The rivalry between HKEx and Shanghai exchange is seen as a race between the two cities as they both seek to become global financial capitals.
The Shanghai city government, which is keen to build the city into a leading global financial centre by 2020, is determined to launch an international board next year to attract global initial public offerings such as HSBC or Coca-Cola, which will be in direct competition with Hong Kong.
Both the Hong Kong and Shanghai bourses have sought to attract listings by major mainland companies, while in recent years Shenzhen has joined the game by attracting smaller companies.
The Shanghai exchange is registered as a non-profit membership organisation but people close to the bourse say it has become perhaps more ambitious.
The Shanghai exchange has held several internal meetings this year to discuss the possibility of becoming a shareholding company, and some officials have even suggested that the exchange could prepare for a listing.
Such initiatives have won support in principle from Guo Shuqing, chairman of the mainland securities regulator, the China Securities Regulatory Commission.
The smaller Shenzhen market is also mulling becoming a shareholding company, paving the way for a listing in the near future, say the people close to the bourse.
If successful, the two bourses, particular the bigger Shanghai exchange, will become an increasing threat to not only Hong Kong, but also Singapore, as leaders in the region.
On the other hand, both mainland exchanges have their own agenda and want to compete with each other before they seek to challenge HKEx's leading role in Asia.
Some industry watchers say Beijing does not want to see Shanghai, Shenzhen and Hong Kong compete too aggressively as the CSRC believes they should work more together to compete with Western exchanges such as New York. This explains the birth of the three-way joint venture.
Brokers view the venture as a way to promote more cross-border co-operation, with some even speculating that it could be the very first step to a full merger.
HKEx chief executive Charles Li Xiaojia said in June "discussions among the three bourses have never touched on potential mergers".

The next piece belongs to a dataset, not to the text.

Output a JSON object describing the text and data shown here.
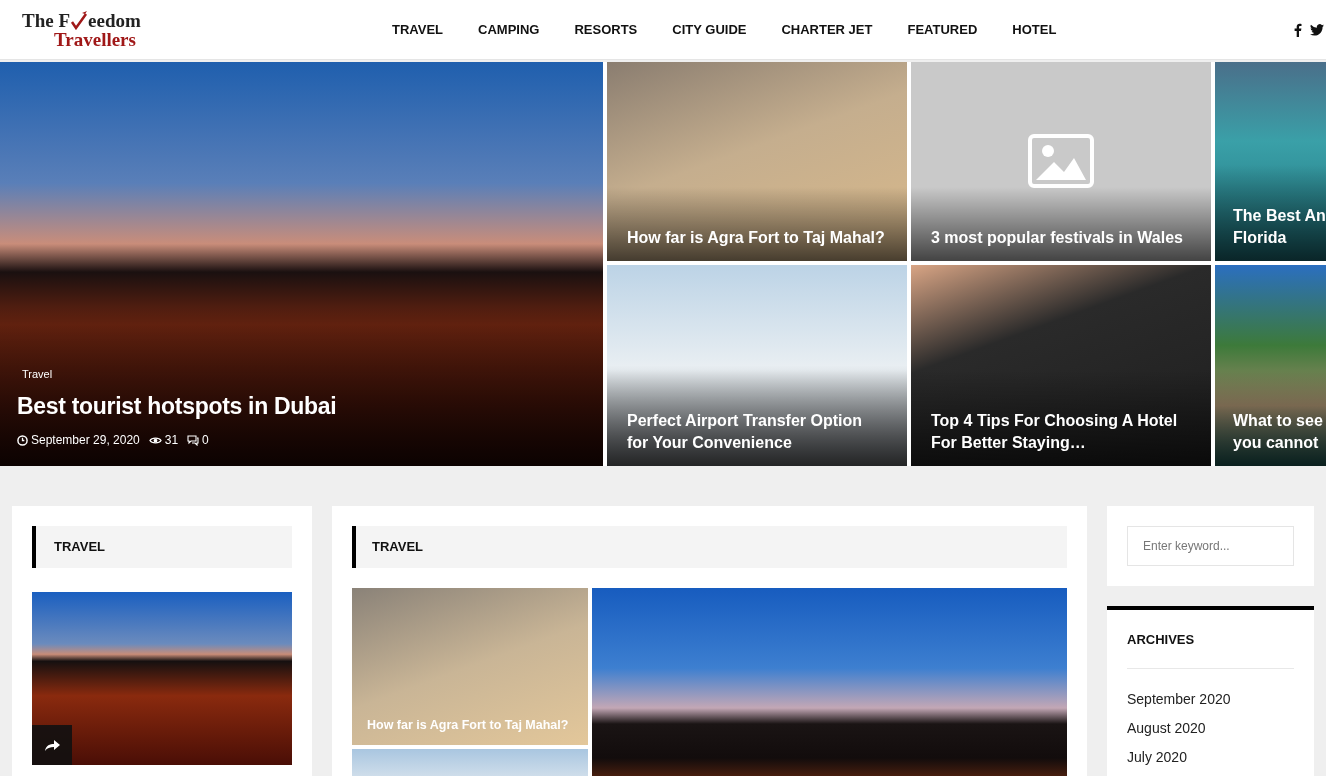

However, with the proposed listing of the markets, brokers believe a merger or some form of shareholding swap for the three bourses would be a possible scenario.